Pregnant Coromandel woman faces three-hour drive to birthing unit after State Highway 25 suffers more damage


Communities in parts of the Coromandel peninsula remain cut off from work, school and lifeline services, including doctors and birthing units, due to highway closures.

Three weeks on from Cyclone Gabrielle, the vital State Highway 25 has suffered further damage between Opoutere and Hikuwai following heavy rain on Sunday night.

A pregnant woman, one week overdue with her first baby, faces a three-hour journey on back roads when she goes into labour, instead of a 45-minute drive. And 80 students remain unable to get to school in Whangamatā.

The under slip at that section of SH25 became worse and the road was closed again on Wednesday morning, but it will temporarily reopen in the evening, although only for light vehicles.

"I've heard some people describe it like Pac-Man ate a hole out of the road," Waka Kotahi Waikato system manager Cara Lauder told Checkpoint.

The road could be closed for weeks, not months like State Highway 25A, she said.

Leilani Brown lives in Whenuakite, about 20 minutes from Tairua, and being one week overdue, she could go into labour at any moment.

"It's been a bit stressful obviously, we've had to keep an eye on the road status pages ... but things change everyday," Brown told Checkpoint.

"Our birthing plan so far has been to give birth in Thames, at the birthing centre over there."

Brown would usually travel on SH25A to get to Thames.

"We're looking at a pretty long travel time now, it's gone from 45 minutes, to at least a couple of hours, probably two to three."

If the roads were cut off but the weather remained fine, in an emergency Brown said she could still get access to a Westpac helicopter if needed.

If something like another cyclone was to hit, things would be different, she said.

"The road kind of constantly floods so my midwife might not even be able to come see me."

Brown said she was contemplating renting accommodation on the coast while waiting but said this would not be subsidised.

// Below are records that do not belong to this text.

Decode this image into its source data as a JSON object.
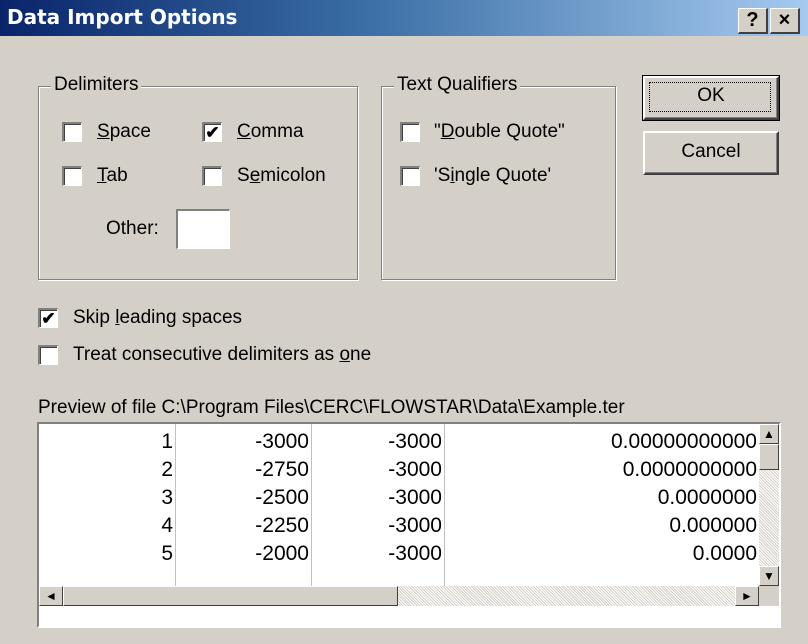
{
  "window": {
    "title": "Data Import Options",
    "help_label": "?",
    "close_label": "×"
  },
  "delimiters": {
    "label": "Delimiters",
    "space": {
      "label": "Space",
      "checked": false
    },
    "comma": {
      "label": "Comma",
      "checked": true
    },
    "tab": {
      "label": "Tab",
      "checked": false
    },
    "semicolon": {
      "label": "Semicolon",
      "checked": false
    },
    "other_label": "Other:",
    "other_value": ""
  },
  "text_qualifiers": {
    "label": "Text Qualifiers",
    "double_quote": {
      "label": "\"Double Quote\"",
      "checked": false
    },
    "single_quote": {
      "label": "'Single Quote'",
      "checked": false
    }
  },
  "buttons": {
    "ok": "OK",
    "cancel": "Cancel"
  },
  "options": {
    "skip_leading_spaces": {
      "label": "Skip leading spaces",
      "checked": true
    },
    "treat_consecutive": {
      "label": "Treat consecutive delimiters as one",
      "checked": false
    }
  },
  "preview": {
    "label": "Preview of file C:\\Program Files\\CERC\\FLOWSTAR\\Data\\Example.ter",
    "rows": [
      [
        "1",
        "-3000",
        "-3000",
        "0.00000000000"
      ],
      [
        "2",
        "-2750",
        "-3000",
        "0.0000000000"
      ],
      [
        "3",
        "-2500",
        "-3000",
        "0.0000000"
      ],
      [
        "4",
        "-2250",
        "-3000",
        "0.000000"
      ],
      [
        "5",
        "-2000",
        "-3000",
        "0.0000"
      ]
    ]
  },
  "scrollbars": {
    "up_arrow": "▲",
    "down_arrow": "▼",
    "left_arrow": "◄",
    "right_arrow": "►"
  }
}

"It's a pretty sad situation. Our midwives in the area are amazing, they do such a good job and they really take good care of everyone and same with the local healthcare providers, but it's kind of not unique to this area either."

A larger issue around propping up the healthcare system was needed, she said.

'We have a number of anxious parents and whānau out there'

Whangamatā Area School principal Alistair Luke said the school had a little more than 80 students based on the Hikuwai, Tairua side of the hill.

Unable to make the trip to school, most of those students were back to learning remotely - something they were used to doing now, Luke said.

A select number were attending a satellite programme based at Tairua Primary School.

"We are fortunate in that two of our staff also live on that side of the hill, so they've been able to get over to Tairua School and at least provide some face-to-face learning."

Although, Luke said some subjects were unable to be taught remotely and NCEA students were facing assessments as term one comes to an end.

The current road access did not really help the situation, Luke said.

"One of the challenges for us is that one of the vehicles that travels over the hill in normal times is a 70-seater bus, so a very large vehicle of course."

A fleet of mini vans might be used to travel across when the road reopened to light vehicles, he said.

"We have a number of anxious parents and whānau out there who are always weighing up the potential risks of making a journey into school and what they might look like at the end of the day."

'We understand how frustrating it is'

Lauder said she would speak to the contractors on Thursday morning to see whether SH25 could open at times that would work for school trips.

Waka Kotahi said it would open at 7pm on Wednesday, but may have to close at short notice if there was additional subsidence overnight.

Pregnant Coromandel woman faces three-hour drive to birthing unit after State Highway 25 suffers more damage
Photo credit: Supplied

The road will close again from 9am Thursday to allow repair work to continue unhindered by traffic 

It will reopen for an hour around lunchtime on Thursday to give drivers a short window to get through.

Lauder said contractors have prioritised increasing the width and length of the cut into the bank to help safeguard the access track on Wednesday.

"Arborists have removed vegetation between the edge of the cut face and the start of the pine plantation," Lauder said.

"We want to keep traffic as far away from the underslip as possible and ensure it's safe."

Convoys were allowed through for short periods on Wednesday to help relieve some pressure on the community, but contractors needed to keep the road shut for the majority of the day to ensure they got as much work done as possible. 

"The underslip is unstable and we appreciate everyone's patience with this evolving situation. We understand how frustrating it is.''

"We're working as fast as possible to give road users a safe way through here."

Geotech investigations continue on Thursday to help with a plan for a permanent fix for the section of the highway that has fallen away.